- Vaccines are safe, reliable and are shown to be effective against COVID-19.
- Health Canada uses strict safety and quality requirements for regulating and approving vaccines. These same standards were applied to the COVID-19 vaccines.
- Some of the approved COVID-19 vaccines require two doses given several weeks apart to provide full protection against the virus. They include: the Pfizer vaccine, Moderna vaccine and AstraZeneca vaccine. After completing the two-doses, it may take another one to two weeks to achieve maximum protection against COVID-19. The Janssen vaccine is a single-dose vaccine.
- If you have received a dose of the Pfizer or Moderna vaccine, click here for an After-Care Fact Sheet.
- In Ontario, COVID-19 vaccines will be free to everyone. You are strongly encouraged to get vaccinated for COVID-19 when it is available. COVID-19 vaccines are safe and effective. When a large percentage of people become vaccinated against COVID-19, it stops the spread of the virus. That benefits everyone and means a quicker return to normal.
How COVID-19 Vaccines Work
Vaccines have saved millions of lives over the past century. COVID-19 vaccines will work similarly to protect millions more. Here’s how:
- COVID vaccines work with your body’s natural defenses to build protection against coronavirus.
- It does this by telling your body to make spike proteins.
- Spike proteins are unique to the virus that causes COVID-1.9
- Your immune system responds to the spike proteins by making antibodies that can protect you against COVID-19.
The result is that you build up immunity to the virus, allowing your body to fight off COVID-19 more easily.
Facts on COVID-19 Vaccine
- COVID-19 vaccine does not contain the coronavirus and cannot give you COVID-19. Instead, the vaccine offers a dose of protection!
- Like other vaccines, it may take several days for your body to build full immunity against COVID-19.
- This means if you come in contact with the virus just before or after you complete the vaccine series, you could still develop COVID-19. That makes it important to continue taking COVID-19 precautions until you are fully protected.
- The Ontario Medical Association also offers additional facts about COVID-19 vaccine.
- Serious adverse reactions to vaccines are rare.
- If you get any vaccine, minor side-effects may occur. These are usually mild and clear up within a few days.
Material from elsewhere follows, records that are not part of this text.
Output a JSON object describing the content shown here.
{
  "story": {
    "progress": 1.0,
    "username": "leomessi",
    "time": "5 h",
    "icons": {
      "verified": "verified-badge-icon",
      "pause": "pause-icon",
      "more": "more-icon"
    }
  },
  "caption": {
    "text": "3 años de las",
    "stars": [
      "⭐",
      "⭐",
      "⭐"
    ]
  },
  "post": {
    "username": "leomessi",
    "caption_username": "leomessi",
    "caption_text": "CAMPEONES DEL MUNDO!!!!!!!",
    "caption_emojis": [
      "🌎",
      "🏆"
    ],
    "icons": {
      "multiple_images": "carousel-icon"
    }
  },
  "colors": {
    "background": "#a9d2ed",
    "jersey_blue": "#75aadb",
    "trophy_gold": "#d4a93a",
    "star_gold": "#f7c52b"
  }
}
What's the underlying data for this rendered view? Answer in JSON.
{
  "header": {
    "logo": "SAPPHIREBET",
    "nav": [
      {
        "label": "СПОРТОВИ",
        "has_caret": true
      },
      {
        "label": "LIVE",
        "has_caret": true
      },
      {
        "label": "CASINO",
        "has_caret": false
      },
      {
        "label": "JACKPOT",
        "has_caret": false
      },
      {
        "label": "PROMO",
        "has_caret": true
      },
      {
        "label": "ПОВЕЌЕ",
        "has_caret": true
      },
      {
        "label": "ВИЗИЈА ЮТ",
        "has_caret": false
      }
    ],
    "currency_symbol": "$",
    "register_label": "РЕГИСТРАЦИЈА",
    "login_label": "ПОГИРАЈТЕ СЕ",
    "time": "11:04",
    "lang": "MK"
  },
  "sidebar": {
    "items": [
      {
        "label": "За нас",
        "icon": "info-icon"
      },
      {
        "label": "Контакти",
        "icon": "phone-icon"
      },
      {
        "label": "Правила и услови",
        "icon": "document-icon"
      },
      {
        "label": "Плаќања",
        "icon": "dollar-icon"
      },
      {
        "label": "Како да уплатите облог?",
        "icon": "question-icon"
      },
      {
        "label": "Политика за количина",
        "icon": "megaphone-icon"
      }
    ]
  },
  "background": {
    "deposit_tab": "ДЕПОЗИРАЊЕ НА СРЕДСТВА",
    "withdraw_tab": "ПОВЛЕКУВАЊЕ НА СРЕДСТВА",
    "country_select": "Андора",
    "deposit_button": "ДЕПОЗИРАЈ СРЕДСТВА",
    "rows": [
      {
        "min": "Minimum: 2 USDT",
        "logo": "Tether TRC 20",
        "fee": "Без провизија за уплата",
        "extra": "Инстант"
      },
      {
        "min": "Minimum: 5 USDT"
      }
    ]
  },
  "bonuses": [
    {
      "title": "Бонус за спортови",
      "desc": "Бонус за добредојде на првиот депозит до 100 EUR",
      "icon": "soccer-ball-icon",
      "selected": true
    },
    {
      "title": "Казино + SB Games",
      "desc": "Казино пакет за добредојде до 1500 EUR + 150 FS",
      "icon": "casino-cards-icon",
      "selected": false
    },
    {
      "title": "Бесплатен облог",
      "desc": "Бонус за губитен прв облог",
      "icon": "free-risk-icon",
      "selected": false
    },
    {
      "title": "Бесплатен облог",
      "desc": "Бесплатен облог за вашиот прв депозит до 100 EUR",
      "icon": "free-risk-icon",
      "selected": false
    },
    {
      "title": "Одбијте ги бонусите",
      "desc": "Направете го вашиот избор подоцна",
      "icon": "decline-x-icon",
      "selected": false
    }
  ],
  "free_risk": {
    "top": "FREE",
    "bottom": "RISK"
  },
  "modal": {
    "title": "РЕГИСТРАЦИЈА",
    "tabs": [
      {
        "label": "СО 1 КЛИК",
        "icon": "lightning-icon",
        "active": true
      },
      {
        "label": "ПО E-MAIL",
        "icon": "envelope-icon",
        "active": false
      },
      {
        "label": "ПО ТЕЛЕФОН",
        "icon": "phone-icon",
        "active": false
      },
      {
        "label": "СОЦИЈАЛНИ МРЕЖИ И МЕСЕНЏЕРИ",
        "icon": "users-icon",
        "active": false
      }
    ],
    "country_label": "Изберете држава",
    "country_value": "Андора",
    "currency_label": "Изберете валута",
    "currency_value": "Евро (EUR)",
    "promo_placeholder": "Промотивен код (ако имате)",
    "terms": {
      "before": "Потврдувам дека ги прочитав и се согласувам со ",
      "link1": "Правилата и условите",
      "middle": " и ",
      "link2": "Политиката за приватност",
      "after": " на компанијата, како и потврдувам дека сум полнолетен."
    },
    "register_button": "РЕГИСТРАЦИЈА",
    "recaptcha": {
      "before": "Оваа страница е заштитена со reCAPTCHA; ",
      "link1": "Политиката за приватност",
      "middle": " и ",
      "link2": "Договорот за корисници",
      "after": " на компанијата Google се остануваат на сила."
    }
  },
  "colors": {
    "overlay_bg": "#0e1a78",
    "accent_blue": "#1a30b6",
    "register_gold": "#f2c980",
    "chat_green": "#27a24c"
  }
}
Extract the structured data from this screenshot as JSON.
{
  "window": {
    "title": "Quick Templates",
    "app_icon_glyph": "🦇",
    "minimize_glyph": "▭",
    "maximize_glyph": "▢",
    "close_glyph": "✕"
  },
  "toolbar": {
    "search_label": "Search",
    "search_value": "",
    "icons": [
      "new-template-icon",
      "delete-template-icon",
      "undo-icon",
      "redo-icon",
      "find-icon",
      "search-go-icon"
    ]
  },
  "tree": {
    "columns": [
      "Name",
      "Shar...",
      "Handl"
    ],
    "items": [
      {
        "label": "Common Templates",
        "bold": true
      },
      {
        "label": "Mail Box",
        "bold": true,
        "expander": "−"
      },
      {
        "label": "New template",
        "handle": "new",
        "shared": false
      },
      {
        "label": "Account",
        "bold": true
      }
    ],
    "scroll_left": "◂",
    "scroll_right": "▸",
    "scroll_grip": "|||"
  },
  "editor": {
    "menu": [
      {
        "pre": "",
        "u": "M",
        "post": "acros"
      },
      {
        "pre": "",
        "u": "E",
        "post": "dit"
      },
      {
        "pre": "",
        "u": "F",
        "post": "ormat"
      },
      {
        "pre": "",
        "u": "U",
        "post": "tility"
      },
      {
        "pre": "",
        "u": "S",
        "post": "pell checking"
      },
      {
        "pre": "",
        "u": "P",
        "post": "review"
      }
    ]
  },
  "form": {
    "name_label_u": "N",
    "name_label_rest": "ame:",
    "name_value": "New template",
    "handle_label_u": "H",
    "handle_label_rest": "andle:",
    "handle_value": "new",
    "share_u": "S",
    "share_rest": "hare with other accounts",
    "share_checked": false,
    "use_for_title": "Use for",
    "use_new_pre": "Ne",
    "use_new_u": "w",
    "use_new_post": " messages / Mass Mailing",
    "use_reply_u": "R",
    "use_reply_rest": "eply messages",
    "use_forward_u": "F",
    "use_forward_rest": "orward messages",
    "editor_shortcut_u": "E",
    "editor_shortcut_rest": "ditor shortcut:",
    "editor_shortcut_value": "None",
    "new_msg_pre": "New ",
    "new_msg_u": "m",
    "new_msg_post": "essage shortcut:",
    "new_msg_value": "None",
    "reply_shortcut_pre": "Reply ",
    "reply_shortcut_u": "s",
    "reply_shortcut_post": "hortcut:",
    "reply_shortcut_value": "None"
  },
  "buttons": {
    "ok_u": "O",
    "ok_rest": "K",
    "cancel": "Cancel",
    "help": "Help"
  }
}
Some common side-effects include: pain at the site of injection (even redness and swelling), body chills, feeling tired or feeling feverish.
- Vaccines are constantly monitored for potential reactions and safety measures are put in place if needed. You can be assured COVID-19 vaccines are safe and effective!
What You Can Do
- Click here for COVID-19 vaccination clinics in your community.
- Until you are fully vaccinated, continue your efforts to stop the spread of COVID-19:
- Stay home if sick.
- Only leave home for essentials like groceries and medical matters.
- Avoid all non-essential travel.
- Wear a mask or face covering that covers your nose, mouth and chin when inside public places.
- Practise physical distancing by staying 2 metres (6 feet) apart from anyone outside your immediate household
- Wash hands frequently with soap and water.
Learn more about COVID-19 vaccine distribution, development and safety:
- HKPR District Health Unit
- For Health Care Providers
- COVID-19 Vaccine-Relevant Information and Planning Resources (including fact sheets in multiple languages) – Ontario Ministry of Health
- Government of Ontario
- Ethical Framework For COVID-19 Vaccine Distribution (document outlines how Ontario will ensure fair and equitable distribution of vaccines)
- What You Need to Know About COVID-19 Vaccine – Public Health Ontario
- COVID-19 Real World Vaccine Effectiveness: What We Know So Far – Public Health Ontario
- Ontario Medical Association
- Government of Canada
- COVID-19 Vaccines
- COVID-19 Vaccine Questions: Ask the Experts Video Series – Public Health Agency of Canada
- Vaccines and Treatments for COVID-19: Progress
- Video on How Vaccines are Developed and Approved for Use in Canada
- COVID-19 mRNA Vaccines – Pfizer and Moderna
- Viral Vector-Based Vaccines for COVID-19 – AstraZeneca and Janssen
- World Health Organization